Case No. 2

Without detailing all of the specifications of negligence, the plaintiffs, Burlington Belt Corporation, et al, seek to hold T. & J. Construction Company liable for damages upon the grounds that it violated G.S. § 14-136, that it was negligent in burning the field on a windy day, and that it failed to exercise due care in controlling the fire. They seek to hold Clark Building Company liable for damages upon the grounds that it had notice that T. & J. Construction Company intended to burn the field and that it had the non-delegable duty to comply with G.S. § 14-136, and to exercise due care in controlling the fire.

Each of the defendants in Case No. 2 allege contributory negligence on the part of Burlington Belt Corporation in allowing an accumulation of flammable waste outside and inside the building.

What has been said in Case No. 1 with respect to the charge of the Court upon the violation of G.S. § 14-136 is equally applicable here. The trial judge failed to instruct the jury that a violation of the statute would constitute negligence, and this failure constituted prejudicial error, and entitles plaintiffs in Case No. 2 to a new trial.

The plaintiffs Burlington Belt Corporation, et al, assign as error the failure of the Court to instruct the jury upon G.S. § 14-137 and G.S. § 14-139. As stated in Case No. 1, upon this Record on Appeal these statutes have no application.

The plaintiffs, Burlington Belt Corporation, et al, make numerous assignments of error to the ruling of the Court in allowing counsel for plaintiffs in Case No. 1 to propound questions to witnesses and in allowing counsel for plaintiffs in Case No. 1 to introduce certain exhibits. These assignments of error are without merit because Burlington Belt Corporation, et al, was successful in its defense of the action in Case No. 1, and the testimony and exhibits could not have been prejudicial.

Case No. 1 and Case No. 2

Since these cases must be retried we refrain from a discussion of the other assignments of error relating to the evidence allowed and rejected; the questions will probably not arise again.

In fairness to the trial judge we note that the Order consolidating these two cases for trial was entered by another Superior Court Judge, and the trial judge may have considered that he was bound to proceed with the consolidated trial. Whether cases should be consolidated for trial is to be determined in the exercise of his sound discretion by the judge who will preside during the trial; a consolidation *605 cannot be imposed upon the judge presiding at the trial by the preliminary Order of another trial judge.

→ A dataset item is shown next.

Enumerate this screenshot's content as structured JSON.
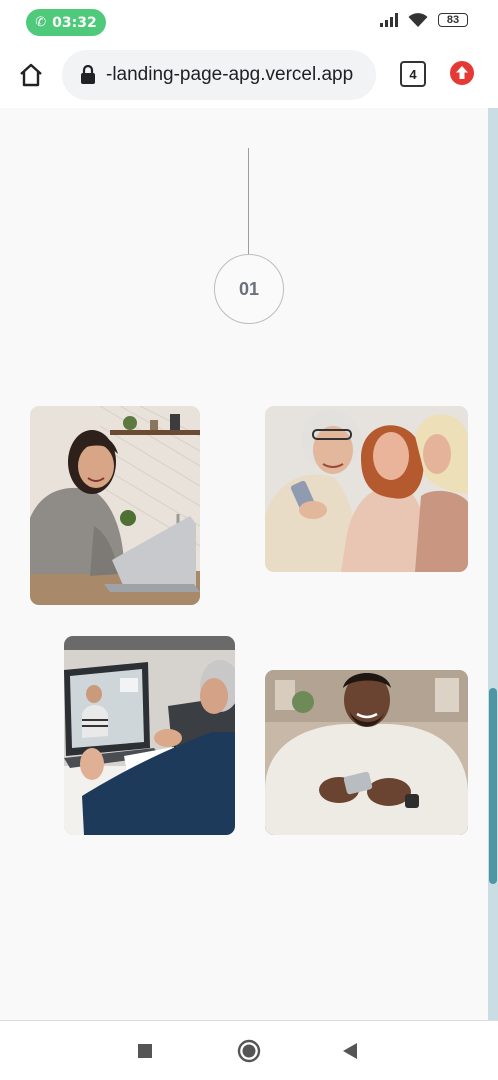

In view of the conflict of interests between the plaintiffs in these two cases, and in view of the confusion as disclosed by the briefs, it appears that the ends of justice will best be served if each case is tried separately. We note that Burlington Belt Corporation, et al, plaintiffs in Case No. 2, joined with one of the defendants in the motion for consolidation; and it appears that Burlington Belt Corporation, et al, were more confused by the consolidation than any other party.

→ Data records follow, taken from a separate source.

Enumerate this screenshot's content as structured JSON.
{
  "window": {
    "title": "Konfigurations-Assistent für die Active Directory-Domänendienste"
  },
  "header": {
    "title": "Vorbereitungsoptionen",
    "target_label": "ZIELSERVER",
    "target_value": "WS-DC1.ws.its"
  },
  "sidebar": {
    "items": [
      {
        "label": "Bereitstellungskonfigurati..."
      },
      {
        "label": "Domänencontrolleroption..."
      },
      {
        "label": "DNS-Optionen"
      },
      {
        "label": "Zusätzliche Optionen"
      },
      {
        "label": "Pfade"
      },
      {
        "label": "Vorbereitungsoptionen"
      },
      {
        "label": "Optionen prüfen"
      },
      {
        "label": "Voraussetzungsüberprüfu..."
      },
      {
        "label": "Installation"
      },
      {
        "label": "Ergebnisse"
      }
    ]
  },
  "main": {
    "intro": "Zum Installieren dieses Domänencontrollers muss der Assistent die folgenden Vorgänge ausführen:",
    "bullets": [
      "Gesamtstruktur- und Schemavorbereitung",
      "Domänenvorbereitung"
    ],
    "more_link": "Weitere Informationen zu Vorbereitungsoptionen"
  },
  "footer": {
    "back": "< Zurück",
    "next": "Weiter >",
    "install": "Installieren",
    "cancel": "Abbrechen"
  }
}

Upon each appeal we hold that the errors in the charge entitle the plaintiffs in each case to a

New trial.

MALLARD, C. J., and PARKER, J., concur.